J&R_about CWM.jpg

What follows is a brief introduction to painting with CWM, as we use it in our own work and as we teach it in our workshops. Much more detailed information about CWM, tools, materials, and techniques is available in our BOOK and our UPCOMING VIDEOS. If you would like to take a workshop for detailed instruction, click HERE for artists teaching workshops in CWM.  

– Rebecca Crowell & Jerry McLaughlin




Start with a commercially-made, cradled wood panel or a prepared panel such as Gessobord (made by Ampersand Art). Another option is some type of paper made for use with oils. When we use a cradled panel, we tape the wood sides with painter’s tape to keep them clean.
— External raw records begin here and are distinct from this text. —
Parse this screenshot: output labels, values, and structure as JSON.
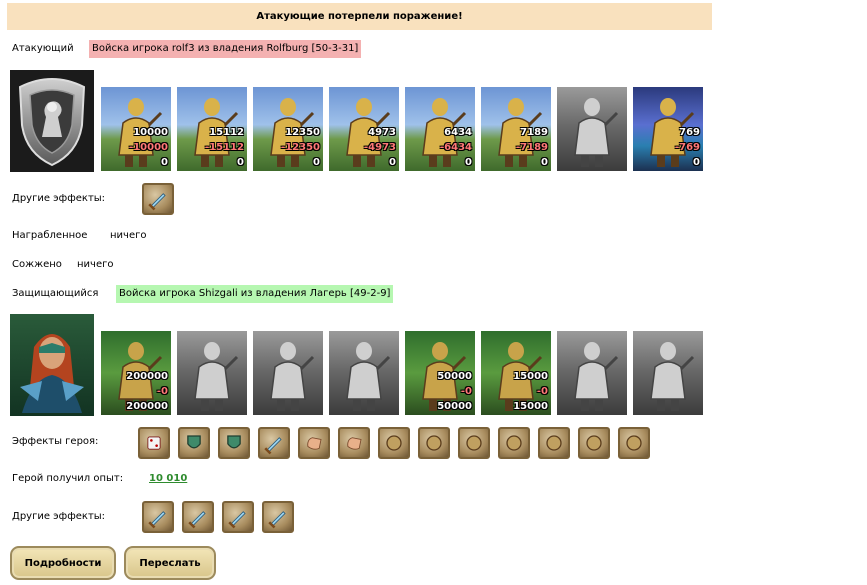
{
  "result_banner": "Атакующие потерпели поражение!",
  "attacker": {
    "label": "Атакующий",
    "troops_tag": "Войска игрока rolf3 из владения Rolfburg [50-3-31]",
    "units": [
      {
        "name": "peasant-cart-icon",
        "count": "10000",
        "loss": "-10000",
        "left": "0",
        "theme": "sky"
      },
      {
        "name": "griffin-knight-icon",
        "count": "15112",
        "loss": "-15112",
        "left": "0",
        "theme": "sky"
      },
      {
        "name": "cavalier-icon",
        "count": "12350",
        "loss": "-12350",
        "left": "0",
        "theme": "sky"
      },
      {
        "name": "griffin-icon",
        "count": "4973",
        "loss": "-4973",
        "left": "0",
        "theme": "sky"
      },
      {
        "name": "crossbowman-icon",
        "count": "6434",
        "loss": "-6434",
        "left": "0",
        "theme": "sky"
      },
      {
        "name": "monk-icon",
        "count": "7189",
        "loss": "-7189",
        "left": "0",
        "theme": "sky"
      },
      {
        "name": "swordsman-icon",
        "count": "",
        "loss": "",
        "left": "",
        "theme": "grey"
      },
      {
        "name": "archangel-icon",
        "count": "769",
        "loss": "-769",
        "left": "0",
        "theme": "night"
      }
    ],
    "other_effects_label": "Другие эффекты:",
    "other_effects": [
      "sword-fist-effect-icon"
    ]
  },
  "looted": {
    "label": "Награбленное",
    "value": "ничего"
  },
  "burned": {
    "label": "Сожжено",
    "value": "ничего"
  },
  "defender": {
    "label": "Защищающийся",
    "troops_tag": "Войска игрока Shizgali из владения Лагерь [49-2-9]",
    "units": [
      {
        "name": "dwarf-icon",
        "count": "200000",
        "loss": "-0",
        "left": "200000",
        "theme": "forest"
      },
      {
        "name": "armored-knight-icon",
        "count": "",
        "loss": "",
        "left": "",
        "theme": "grey"
      },
      {
        "name": "spearman-icon",
        "count": "",
        "loss": "",
        "left": "",
        "theme": "grey"
      },
      {
        "name": "griffin-grey-icon",
        "count": "",
        "loss": "",
        "left": "",
        "theme": "grey"
      },
      {
        "name": "elf-archer-icon",
        "count": "50000",
        "loss": "-0",
        "left": "50000",
        "theme": "forest"
      },
      {
        "name": "druid-icon",
        "count": "15000",
        "loss": "-0",
        "left": "15000",
        "theme": "forest"
      },
      {
        "name": "hooded-monk-icon",
        "count": "",
        "loss": "",
        "left": "",
        "theme": "grey"
      },
      {
        "name": "sorcerer-icon",
        "count": "",
        "loss": "",
        "left": "",
        "theme": "grey"
      }
    ],
    "hero_effects_label": "Эффекты героя:",
    "hero_effects": [
      "dice-effect-icon",
      "shield-effect-icon",
      "handshake-shield-effect-icon",
      "sword-effect-icon",
      "handshake-effect-icon",
      "hand-effect-icon",
      "helmet-effect-icon",
      "amulet-effect-icon",
      "armor-effect-icon",
      "crossed-arrows-effect-icon",
      "book-effect-icon",
      "trident-effect-icon",
      "medallion-effect-icon"
    ],
    "experience_label": "Герой получил опыт:",
    "experience_value": "10 010",
    "other_effects_label": "Другие эффекты:",
    "other_effects": [
      "sword-fist-effect-icon",
      "sword-blue-effect-icon",
      "sword-blue-effect-icon",
      "sword-fist-effect-icon"
    ]
  },
  "buttons": {
    "details": "Подробности",
    "forward": "Переслать"
  },
  "colors": {
    "banner": "#f9e1be",
    "attacker_tag": "#f4b1b1",
    "defender_tag": "#b6f7b1",
    "exp": "#2e8b2e"
  }
}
Put a few tablespoons of cold wax out onto the palette and mix in about equal amounts of tube paint with a palette knife, then, using a variety of tools, apply paint to the surface in layers. The number of layers in the finished painting varies, and there is no set amount of drying time between paint applications.  Feel free to work wet-in-wet, which requires a rather light touch to avoid mud.


after wichita (7), Jerry McLaughlin. Cold wax, oil, and ash on panel, 18x18 in, 2018.

With experience, you will start to know the different stages of drying and what effects can be gained at each stage. When applied in fairly thin layers, the wax and oil mixture will start to set up after a few hours or overnight (faster than oils alone).


The initial layers create a foundation of color and texture, and since they will eventually be covered over, they can be rather randomly and quickly applied with squeegees and palette knives. (Brayers, which need to have a firmer layer underneath, are not very useful when working with wet layers.)


As you continue to build up layers of paint, consider alternating between various colors and between opaque and transparent paints to provide a rich surface. As the painting develops you might consider dissolving back with solvents or scraping away. Take advantage of the history you have created in your layers.


The way we paint is intuitive. At some point we start to see a direction for the painting that we begin to develop, though we never hesitate to paint over the whole thing or wash out areas with solvent if things are not going well. Although the ideas and direction for our paintings certainly shift and change as we work, they are not random, but always related to our intentions and vision for a particular body of work.


Dwelling, Rebecca Crowell. Oil and cold wax on panel, 48x36 in, 2018.

We use many different ratios of wax to paint during the process, depending on the effect we want. The basic ratio is 50:50, and there are no rules for thin wax layers over thick or the opposite. Powdered pigments or marble dust can be incorporated to create your own color or to thicken the wax and paint mixture, if desired.


As an aside, once the paint is mixed with cold wax medium, there is no need to worry about traditional rules of fat over lean in oil painting.


At any point during the process of building up the painting, we might press in textures, mix in powdered pigments or charcoal, draw with paint sticks or tube paint, use solvent to create lines or expose hidden layers, scratch or gouge through with knives or other tools, or use a brayer to smooth and distribute paint—there are many techniques possible. Various kinds of papers (tissue, newsprint, plastic wrap, wax paper) and cheesecloth are useful for creating texture and blotting up paint.


Once dry, your painting surface needs no varnishing or other special treatment, though you may do so if you like.


Always look for new objects to use as tools, new ways to create textures, and new mixed media techniques to bring out your ideas with more richness and impact. Cold wax medium provides a great freedom of expression and potential for discovery.